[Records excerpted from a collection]
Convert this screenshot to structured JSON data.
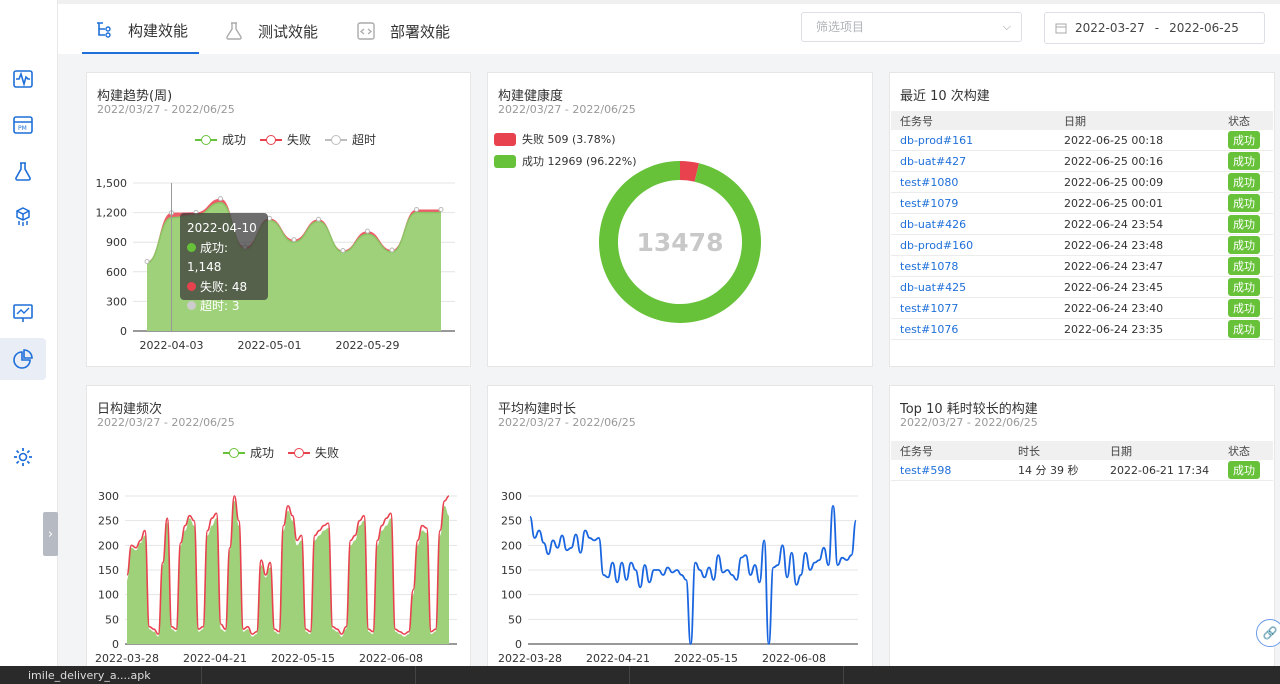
{
  "tabs": [
    {
      "label": "构建效能",
      "icon": "build-tree-icon",
      "active": true
    },
    {
      "label": "测试效能",
      "icon": "flask-icon",
      "active": false
    },
    {
      "label": "部署效能",
      "icon": "code-file-icon",
      "active": false
    }
  ],
  "filter": {
    "placeholder": "筛选项目"
  },
  "date_range": {
    "start": "2022-03-27",
    "separator": "-",
    "end": "2022-06-25"
  },
  "cards": {
    "build_trend": {
      "title": "构建趋势(周)",
      "subtitle": "2022/03/27 - 2022/06/25"
    },
    "build_health": {
      "title": "构建健康度",
      "subtitle": "2022/03/27 - 2022/06/25"
    },
    "recent_builds": {
      "title": "最近 10 次构建"
    },
    "daily_freq": {
      "title": "日构建频次",
      "subtitle": "2022/03/27 - 2022/06/25"
    },
    "avg_duration": {
      "title": "平均构建时长",
      "subtitle": "2022/03/27 - 2022/06/25"
    },
    "top10": {
      "title": "Top 10 耗时较长的构建",
      "subtitle": "2022/03/27 - 2022/06/25"
    }
  },
  "legend": {
    "success": "成功",
    "fail": "失败",
    "timeout": "超时"
  },
  "health_legend": {
    "fail": "失败 509 (3.78%)",
    "success": "成功 12969 (96.22%)"
  },
  "tooltip": {
    "date": "2022-04-10",
    "success": "成功: 1,148",
    "fail": "失败: 48",
    "timeout": "超时: 3"
  },
  "recent_table": {
    "headers": [
      "任务号",
      "日期",
      "状态"
    ],
    "rows": [
      {
        "task": "db-prod#161",
        "date": "2022-06-25 00:18",
        "status": "成功"
      },
      {
        "task": "db-uat#427",
        "date": "2022-06-25 00:16",
        "status": "成功"
      },
      {
        "task": "test#1080",
        "date": "2022-06-25 00:09",
        "status": "成功"
      },
      {
        "task": "test#1079",
        "date": "2022-06-25 00:01",
        "status": "成功"
      },
      {
        "task": "db-uat#426",
        "date": "2022-06-24 23:54",
        "status": "成功"
      },
      {
        "task": "db-prod#160",
        "date": "2022-06-24 23:48",
        "status": "成功"
      },
      {
        "task": "test#1078",
        "date": "2022-06-24 23:47",
        "status": "成功"
      },
      {
        "task": "db-uat#425",
        "date": "2022-06-24 23:45",
        "status": "成功"
      },
      {
        "task": "test#1077",
        "date": "2022-06-24 23:40",
        "status": "成功"
      },
      {
        "task": "test#1076",
        "date": "2022-06-24 23:35",
        "status": "成功"
      }
    ]
  },
  "top10_table": {
    "headers": [
      "任务号",
      "时长",
      "日期",
      "状态"
    ],
    "rows": [
      {
        "task": "test#598",
        "duration": "14 分 39 秒",
        "date": "2022-06-21 17:34",
        "status": "成功"
      }
    ]
  },
  "taskbar": {
    "item1": "imile_delivery_a....apk"
  },
  "colors": {
    "success": "#67c23a",
    "success_fill": "#9fd07a",
    "fail": "#e8424f",
    "timeout": "#bdbdbd",
    "accent": "#1e6fd9",
    "line_blue": "#1a66e0"
  },
  "chart_data": [
    {
      "type": "area",
      "id": "build_trend",
      "x": [
        "2022-03-27",
        "2022-04-03",
        "2022-04-10",
        "2022-04-17",
        "2022-04-24",
        "2022-05-01",
        "2022-05-08",
        "2022-05-15",
        "2022-05-22",
        "2022-05-29",
        "2022-06-05",
        "2022-06-12",
        "2022-06-19"
      ],
      "series": [
        {
          "name": "成功",
          "values": [
            690,
            1148,
            1170,
            1300,
            820,
            1120,
            900,
            1110,
            800,
            980,
            800,
            1200,
            1200
          ]
        },
        {
          "name": "失败",
          "values": [
            12,
            48,
            30,
            40,
            30,
            20,
            25,
            20,
            15,
            30,
            20,
            30,
            30
          ]
        },
        {
          "name": "超时",
          "values": [
            2,
            3,
            2,
            2,
            1,
            2,
            1,
            2,
            1,
            2,
            1,
            2,
            2
          ]
        }
      ],
      "x_ticks": [
        "2022-04-03",
        "2022-05-01",
        "2022-05-29"
      ],
      "ylim": [
        0,
        1500
      ],
      "yticks": [
        0,
        300,
        600,
        900,
        1200,
        1500
      ],
      "y_tick_labels": [
        "0",
        "300",
        "600",
        "900",
        "1,200",
        "1,500"
      ]
    },
    {
      "type": "pie",
      "id": "build_health",
      "center_label": "13478",
      "slices": [
        {
          "name": "失败",
          "value": 509
        },
        {
          "name": "成功",
          "value": 12969
        }
      ]
    },
    {
      "type": "area",
      "id": "daily_freq",
      "series": [
        {
          "name": "成功",
          "values": [
            130,
            195,
            190,
            205,
            220,
            30,
            25,
            15,
            160,
            245,
            30,
            25,
            200,
            230,
            255,
            240,
            25,
            30,
            220,
            240,
            255,
            30,
            25,
            190,
            290,
            240,
            25,
            30,
            15,
            20,
            160,
            135,
            155,
            25,
            20,
            230,
            270,
            250,
            200,
            210,
            25,
            20,
            210,
            220,
            230,
            235,
            30,
            25,
            15,
            30,
            200,
            210,
            240,
            250,
            25,
            20,
            200,
            230,
            240,
            255,
            25,
            20,
            15,
            20,
            100,
            200,
            230,
            225,
            20,
            25,
            220,
            280,
            260
          ]
        },
        {
          "name": "失败",
          "values": [
            140,
            200,
            195,
            210,
            230,
            35,
            30,
            20,
            165,
            255,
            35,
            30,
            205,
            240,
            260,
            250,
            30,
            35,
            230,
            255,
            265,
            40,
            30,
            195,
            300,
            250,
            30,
            35,
            20,
            25,
            170,
            140,
            165,
            30,
            25,
            240,
            280,
            260,
            210,
            220,
            30,
            25,
            220,
            230,
            240,
            245,
            35,
            30,
            20,
            35,
            210,
            220,
            250,
            260,
            30,
            25,
            210,
            240,
            255,
            265,
            30,
            25,
            20,
            25,
            110,
            210,
            240,
            235,
            25,
            30,
            230,
            290,
            300
          ]
        }
      ],
      "x_ticks": [
        "2022-03-28",
        "2022-04-21",
        "2022-05-15",
        "2022-06-08"
      ],
      "ylim": [
        0,
        300
      ],
      "yticks": [
        0,
        50,
        100,
        150,
        200,
        250,
        300
      ]
    },
    {
      "type": "line",
      "id": "avg_duration",
      "series": [
        {
          "name": "平均构建时长",
          "values": [
            258,
            215,
            230,
            205,
            182,
            210,
            195,
            220,
            190,
            195,
            222,
            185,
            230,
            215,
            210,
            215,
            140,
            135,
            165,
            125,
            165,
            130,
            165,
            150,
            115,
            160,
            125,
            150,
            150,
            140,
            155,
            145,
            150,
            140,
            130,
            0,
            165,
            150,
            135,
            155,
            130,
            180,
            145,
            150,
            140,
            130,
            175,
            180,
            140,
            160,
            125,
            210,
            0,
            155,
            160,
            200,
            135,
            185,
            120,
            140,
            185,
            150,
            165,
            170,
            195,
            160,
            280,
            160,
            175,
            170,
            180,
            250
          ]
        }
      ],
      "x_ticks": [
        "2022-03-28",
        "2022-04-21",
        "2022-05-15",
        "2022-06-08"
      ],
      "ylim": [
        0,
        300
      ],
      "yticks": [
        0,
        50,
        100,
        150,
        200,
        250,
        300
      ]
    }
  ]
}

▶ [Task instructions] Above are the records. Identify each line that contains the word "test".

▶ [Answer to the exercise]
        "task": "test#1080",
        "task": "test#1079",
        "task": "test#1078",
        "task": "test#1077",
        "task": "test#1076",
        "task": "test#598",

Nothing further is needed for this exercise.